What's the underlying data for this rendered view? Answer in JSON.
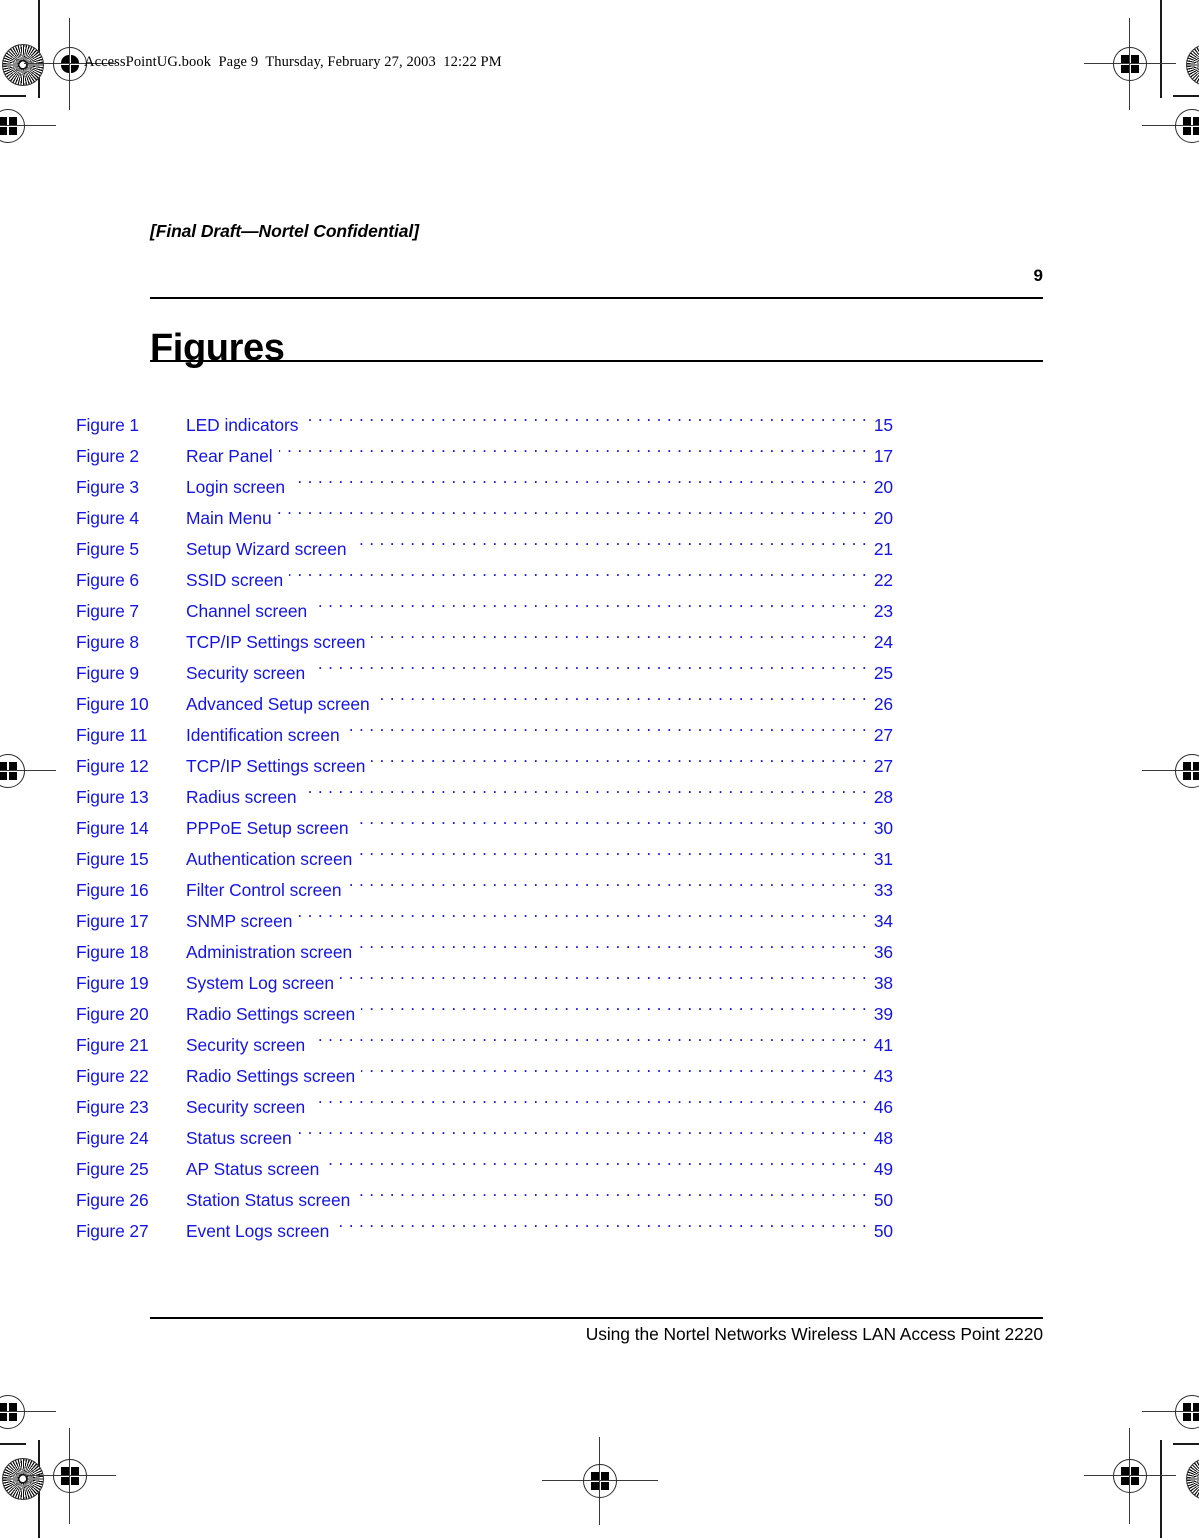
{
  "print_header": {
    "text": "AccessPointUG.book  Page 9  Thursday, February 27, 2003  12:22 PM"
  },
  "draft_marker": "[Final Draft—Nortel Confidential]",
  "folio": "9",
  "chapter_title": "Figures",
  "footer": "Using the Nortel Networks Wireless LAN Access Point 2220",
  "colors": {
    "toc_link": "#1414e6",
    "text": "#000000",
    "rule": "#000000",
    "background": "#ffffff"
  },
  "toc": {
    "entries": [
      {
        "label": "Figure 1",
        "title": "LED indicators",
        "page": "15"
      },
      {
        "label": "Figure 2",
        "title": "Rear Panel",
        "page": "17"
      },
      {
        "label": "Figure 3",
        "title": "Login screen",
        "page": "20"
      },
      {
        "label": "Figure 4",
        "title": "Main Menu",
        "page": "20"
      },
      {
        "label": "Figure 5",
        "title": "Setup Wizard screen",
        "page": "21"
      },
      {
        "label": "Figure 6",
        "title": "SSID screen",
        "page": "22"
      },
      {
        "label": "Figure 7",
        "title": "Channel screen",
        "page": "23"
      },
      {
        "label": "Figure 8",
        "title": "TCP/IP Settings screen",
        "page": "24"
      },
      {
        "label": "Figure 9",
        "title": "Security screen",
        "page": "25"
      },
      {
        "label": "Figure 10",
        "title": "Advanced Setup screen",
        "page": "26"
      },
      {
        "label": "Figure 11",
        "title": "Identification screen",
        "page": "27"
      },
      {
        "label": "Figure 12",
        "title": "TCP/IP Settings screen",
        "page": "27"
      },
      {
        "label": "Figure 13",
        "title": "Radius screen",
        "page": "28"
      },
      {
        "label": "Figure 14",
        "title": "PPPoE Setup screen",
        "page": "30"
      },
      {
        "label": "Figure 15",
        "title": "Authentication screen",
        "page": "31"
      },
      {
        "label": "Figure 16",
        "title": "Filter Control screen",
        "page": "33"
      },
      {
        "label": "Figure 17",
        "title": "SNMP screen",
        "page": "34"
      },
      {
        "label": "Figure 18",
        "title": "Administration screen",
        "page": "36"
      },
      {
        "label": "Figure 19",
        "title": "System Log screen",
        "page": "38"
      },
      {
        "label": "Figure 20",
        "title": "Radio Settings screen",
        "page": "39"
      },
      {
        "label": "Figure 21",
        "title": "Security screen",
        "page": "41"
      },
      {
        "label": "Figure 22",
        "title": "Radio Settings screen",
        "page": "43"
      },
      {
        "label": "Figure 23",
        "title": "Security screen",
        "page": "46"
      },
      {
        "label": "Figure 24",
        "title": "Status screen",
        "page": "48"
      },
      {
        "label": "Figure 25",
        "title": "AP Status screen",
        "page": "49"
      },
      {
        "label": "Figure 26",
        "title": "Station Status screen",
        "page": "50"
      },
      {
        "label": "Figure 27",
        "title": "Event Logs screen",
        "page": "50"
      }
    ]
  },
  "proof_marks": {
    "registration_icon": "registration-target-icon",
    "rosette_icon": "color-rosette-icon",
    "trim_icon": "trim-line-icon"
  }
}
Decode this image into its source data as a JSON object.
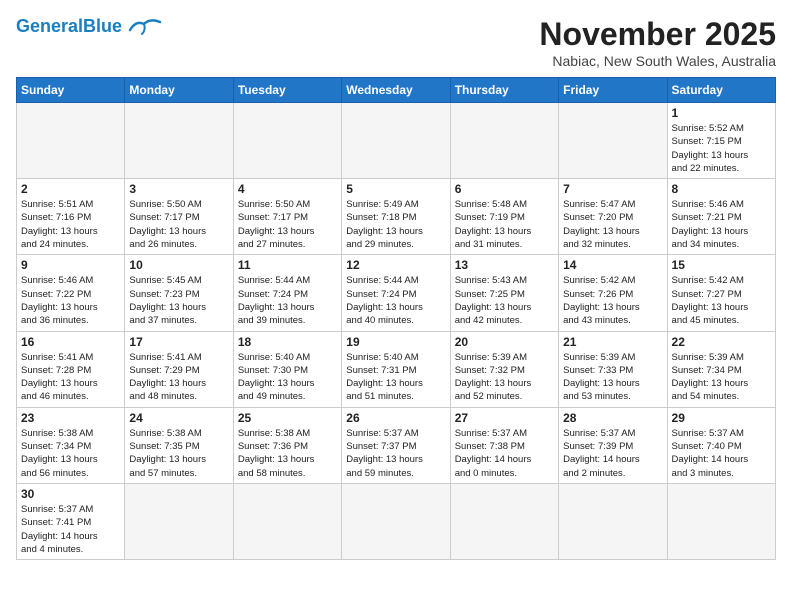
{
  "header": {
    "logo_general": "General",
    "logo_blue": "Blue",
    "month_title": "November 2025",
    "location": "Nabiac, New South Wales, Australia"
  },
  "weekdays": [
    "Sunday",
    "Monday",
    "Tuesday",
    "Wednesday",
    "Thursday",
    "Friday",
    "Saturday"
  ],
  "weeks": [
    [
      {
        "day": "",
        "info": ""
      },
      {
        "day": "",
        "info": ""
      },
      {
        "day": "",
        "info": ""
      },
      {
        "day": "",
        "info": ""
      },
      {
        "day": "",
        "info": ""
      },
      {
        "day": "",
        "info": ""
      },
      {
        "day": "1",
        "info": "Sunrise: 5:52 AM\nSunset: 7:15 PM\nDaylight: 13 hours\nand 22 minutes."
      }
    ],
    [
      {
        "day": "2",
        "info": "Sunrise: 5:51 AM\nSunset: 7:16 PM\nDaylight: 13 hours\nand 24 minutes."
      },
      {
        "day": "3",
        "info": "Sunrise: 5:50 AM\nSunset: 7:17 PM\nDaylight: 13 hours\nand 26 minutes."
      },
      {
        "day": "4",
        "info": "Sunrise: 5:50 AM\nSunset: 7:17 PM\nDaylight: 13 hours\nand 27 minutes."
      },
      {
        "day": "5",
        "info": "Sunrise: 5:49 AM\nSunset: 7:18 PM\nDaylight: 13 hours\nand 29 minutes."
      },
      {
        "day": "6",
        "info": "Sunrise: 5:48 AM\nSunset: 7:19 PM\nDaylight: 13 hours\nand 31 minutes."
      },
      {
        "day": "7",
        "info": "Sunrise: 5:47 AM\nSunset: 7:20 PM\nDaylight: 13 hours\nand 32 minutes."
      },
      {
        "day": "8",
        "info": "Sunrise: 5:46 AM\nSunset: 7:21 PM\nDaylight: 13 hours\nand 34 minutes."
      }
    ],
    [
      {
        "day": "9",
        "info": "Sunrise: 5:46 AM\nSunset: 7:22 PM\nDaylight: 13 hours\nand 36 minutes."
      },
      {
        "day": "10",
        "info": "Sunrise: 5:45 AM\nSunset: 7:23 PM\nDaylight: 13 hours\nand 37 minutes."
      },
      {
        "day": "11",
        "info": "Sunrise: 5:44 AM\nSunset: 7:24 PM\nDaylight: 13 hours\nand 39 minutes."
      },
      {
        "day": "12",
        "info": "Sunrise: 5:44 AM\nSunset: 7:24 PM\nDaylight: 13 hours\nand 40 minutes."
      },
      {
        "day": "13",
        "info": "Sunrise: 5:43 AM\nSunset: 7:25 PM\nDaylight: 13 hours\nand 42 minutes."
      },
      {
        "day": "14",
        "info": "Sunrise: 5:42 AM\nSunset: 7:26 PM\nDaylight: 13 hours\nand 43 minutes."
      },
      {
        "day": "15",
        "info": "Sunrise: 5:42 AM\nSunset: 7:27 PM\nDaylight: 13 hours\nand 45 minutes."
      }
    ],
    [
      {
        "day": "16",
        "info": "Sunrise: 5:41 AM\nSunset: 7:28 PM\nDaylight: 13 hours\nand 46 minutes."
      },
      {
        "day": "17",
        "info": "Sunrise: 5:41 AM\nSunset: 7:29 PM\nDaylight: 13 hours\nand 48 minutes."
      },
      {
        "day": "18",
        "info": "Sunrise: 5:40 AM\nSunset: 7:30 PM\nDaylight: 13 hours\nand 49 minutes."
      },
      {
        "day": "19",
        "info": "Sunrise: 5:40 AM\nSunset: 7:31 PM\nDaylight: 13 hours\nand 51 minutes."
      },
      {
        "day": "20",
        "info": "Sunrise: 5:39 AM\nSunset: 7:32 PM\nDaylight: 13 hours\nand 52 minutes."
      },
      {
        "day": "21",
        "info": "Sunrise: 5:39 AM\nSunset: 7:33 PM\nDaylight: 13 hours\nand 53 minutes."
      },
      {
        "day": "22",
        "info": "Sunrise: 5:39 AM\nSunset: 7:34 PM\nDaylight: 13 hours\nand 54 minutes."
      }
    ],
    [
      {
        "day": "23",
        "info": "Sunrise: 5:38 AM\nSunset: 7:34 PM\nDaylight: 13 hours\nand 56 minutes."
      },
      {
        "day": "24",
        "info": "Sunrise: 5:38 AM\nSunset: 7:35 PM\nDaylight: 13 hours\nand 57 minutes."
      },
      {
        "day": "25",
        "info": "Sunrise: 5:38 AM\nSunset: 7:36 PM\nDaylight: 13 hours\nand 58 minutes."
      },
      {
        "day": "26",
        "info": "Sunrise: 5:37 AM\nSunset: 7:37 PM\nDaylight: 13 hours\nand 59 minutes."
      },
      {
        "day": "27",
        "info": "Sunrise: 5:37 AM\nSunset: 7:38 PM\nDaylight: 14 hours\nand 0 minutes."
      },
      {
        "day": "28",
        "info": "Sunrise: 5:37 AM\nSunset: 7:39 PM\nDaylight: 14 hours\nand 2 minutes."
      },
      {
        "day": "29",
        "info": "Sunrise: 5:37 AM\nSunset: 7:40 PM\nDaylight: 14 hours\nand 3 minutes."
      }
    ],
    [
      {
        "day": "30",
        "info": "Sunrise: 5:37 AM\nSunset: 7:41 PM\nDaylight: 14 hours\nand 4 minutes."
      },
      {
        "day": "",
        "info": ""
      },
      {
        "day": "",
        "info": ""
      },
      {
        "day": "",
        "info": ""
      },
      {
        "day": "",
        "info": ""
      },
      {
        "day": "",
        "info": ""
      },
      {
        "day": "",
        "info": ""
      }
    ]
  ]
}
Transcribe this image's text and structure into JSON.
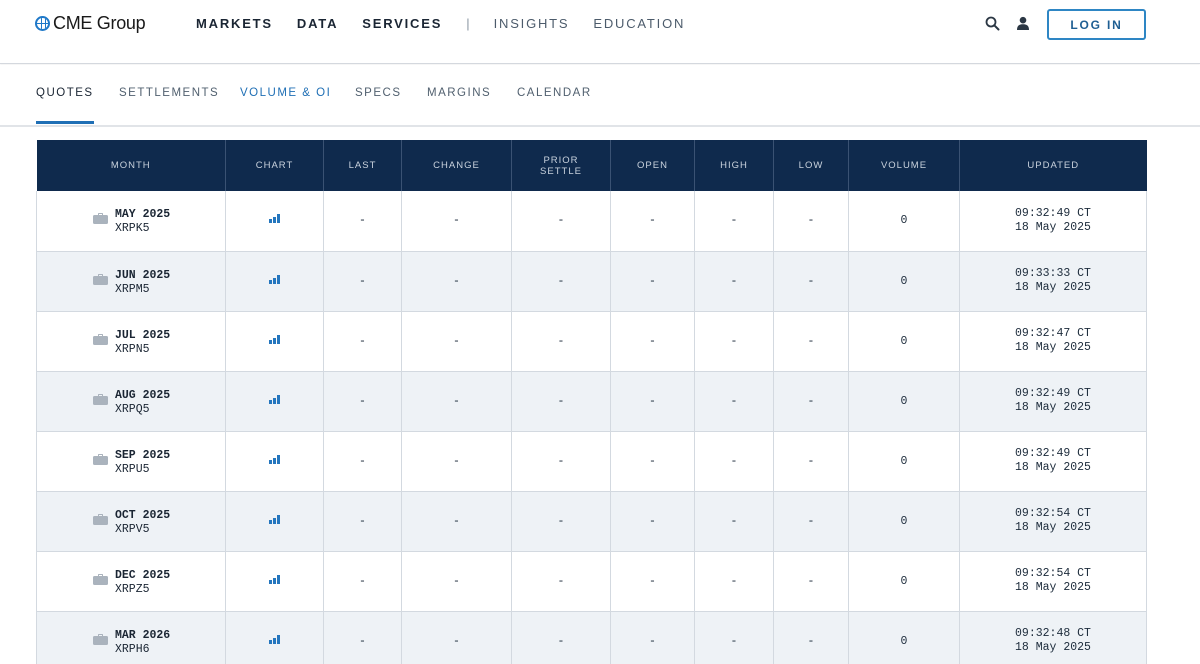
{
  "brand": {
    "logo_text": "CME Group"
  },
  "nav": {
    "items": [
      {
        "label": "MARKETS",
        "style": "strong"
      },
      {
        "label": "DATA",
        "style": "strong"
      },
      {
        "label": "SERVICES",
        "style": "strong"
      },
      {
        "label": "INSIGHTS",
        "style": "light"
      },
      {
        "label": "EDUCATION",
        "style": "light"
      }
    ],
    "separator": "|",
    "login_label": "LOG IN"
  },
  "tabs": [
    {
      "label": "QUOTES",
      "state": "active"
    },
    {
      "label": "SETTLEMENTS",
      "state": "normal"
    },
    {
      "label": "VOLUME & OI",
      "state": "highlight"
    },
    {
      "label": "SPECS",
      "state": "normal"
    },
    {
      "label": "MARGINS",
      "state": "normal"
    },
    {
      "label": "CALENDAR",
      "state": "normal"
    }
  ],
  "table": {
    "headers": [
      "MONTH",
      "CHART",
      "LAST",
      "CHANGE",
      "PRIOR SETTLE",
      "OPEN",
      "HIGH",
      "LOW",
      "VOLUME",
      "UPDATED"
    ],
    "rows": [
      {
        "month": "MAY 2025",
        "code": "XRPK5",
        "last": "-",
        "change": "-",
        "prior_settle": "-",
        "open": "-",
        "high": "-",
        "low": "-",
        "volume": "0",
        "time": "09:32:49 CT",
        "date": "18 May 2025"
      },
      {
        "month": "JUN 2025",
        "code": "XRPM5",
        "last": "-",
        "change": "-",
        "prior_settle": "-",
        "open": "-",
        "high": "-",
        "low": "-",
        "volume": "0",
        "time": "09:33:33 CT",
        "date": "18 May 2025"
      },
      {
        "month": "JUL 2025",
        "code": "XRPN5",
        "last": "-",
        "change": "-",
        "prior_settle": "-",
        "open": "-",
        "high": "-",
        "low": "-",
        "volume": "0",
        "time": "09:32:47 CT",
        "date": "18 May 2025"
      },
      {
        "month": "AUG 2025",
        "code": "XRPQ5",
        "last": "-",
        "change": "-",
        "prior_settle": "-",
        "open": "-",
        "high": "-",
        "low": "-",
        "volume": "0",
        "time": "09:32:49 CT",
        "date": "18 May 2025"
      },
      {
        "month": "SEP 2025",
        "code": "XRPU5",
        "last": "-",
        "change": "-",
        "prior_settle": "-",
        "open": "-",
        "high": "-",
        "low": "-",
        "volume": "0",
        "time": "09:32:49 CT",
        "date": "18 May 2025"
      },
      {
        "month": "OCT 2025",
        "code": "XRPV5",
        "last": "-",
        "change": "-",
        "prior_settle": "-",
        "open": "-",
        "high": "-",
        "low": "-",
        "volume": "0",
        "time": "09:32:54 CT",
        "date": "18 May 2025"
      },
      {
        "month": "DEC 2025",
        "code": "XRPZ5",
        "last": "-",
        "change": "-",
        "prior_settle": "-",
        "open": "-",
        "high": "-",
        "low": "-",
        "volume": "0",
        "time": "09:32:54 CT",
        "date": "18 May 2025"
      },
      {
        "month": "MAR 2026",
        "code": "XRPH6",
        "last": "-",
        "change": "-",
        "prior_settle": "-",
        "open": "-",
        "high": "-",
        "low": "-",
        "volume": "0",
        "time": "09:32:48 CT",
        "date": "18 May 2025"
      }
    ]
  },
  "icons": {
    "search": "search-icon",
    "user": "user-icon",
    "row_icon": "briefcase-icon",
    "chart": "bar-chart-icon"
  },
  "colors": {
    "header_bg": "#0f2a4d",
    "accent_blue": "#1f6fb5",
    "alt_row": "#eef2f6"
  }
}
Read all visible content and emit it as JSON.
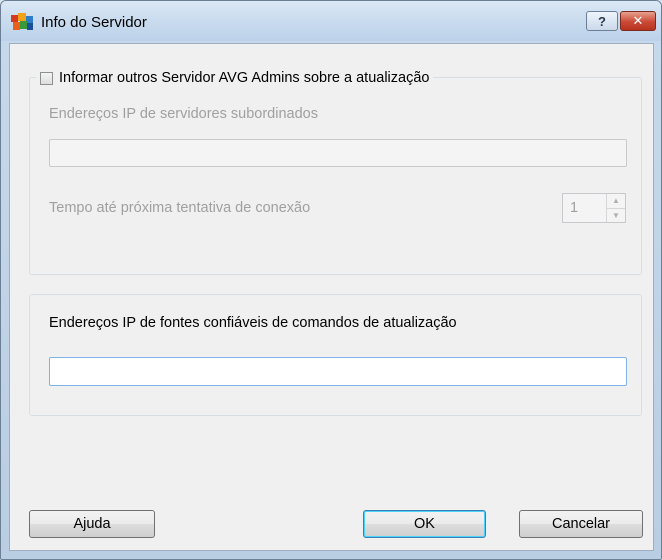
{
  "window": {
    "title": "Info do Servidor",
    "help_glyph": "?",
    "close_glyph": "✕"
  },
  "group1": {
    "checkbox_label": "Informar outros Servidor AVG Admins sobre a atualização",
    "checkbox_checked": false,
    "subordinate_ip_label": "Endereços IP de servidores subordinados",
    "subordinate_ip_value": "",
    "retry_label": "Tempo até próxima tentativa de conexão",
    "retry_value": "1"
  },
  "group2": {
    "trusted_ip_label": "Endereços IP de fontes confiáveis de comandos de atualização",
    "trusted_ip_value": ""
  },
  "buttons": {
    "help": "Ajuda",
    "ok": "OK",
    "cancel": "Cancelar"
  },
  "icons": {
    "app": "avg-logo-icon",
    "spin_up": "spin-up-icon",
    "spin_down": "spin-down-icon"
  }
}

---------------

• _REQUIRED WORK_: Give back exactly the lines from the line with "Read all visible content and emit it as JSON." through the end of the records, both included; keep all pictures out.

• _THE ANSWER_:
Read all visible content and emit it as JSON.
{
  "window": {
    "title": "Info do Servidor",
    "help_glyph": "?",
    "close_glyph": "✕"
  },
  "group1": {
    "checkbox_label": "Informar outros Servidor AVG Admins sobre a atualização",
    "checkbox_checked": false,
    "subordinate_ip_label": "Endereços IP de servidores subordinados",
    "subordinate_ip_value": "",
    "retry_label": "Tempo até próxima tentativa de conexão",
    "retry_value": "1"
  },
  "group2": {
    "trusted_ip_label": "Endereços IP de fontes confiáveis de comandos de atualização",
    "trusted_ip_value": ""
  },
  "buttons": {
    "help": "Ajuda",
    "ok": "OK",
    "cancel": "Cancelar"
  },
  "icons": {
    "app": "avg-logo-icon",
    "spin_up": "spin-up-icon",
    "spin_down": "spin-down-icon"
  }
}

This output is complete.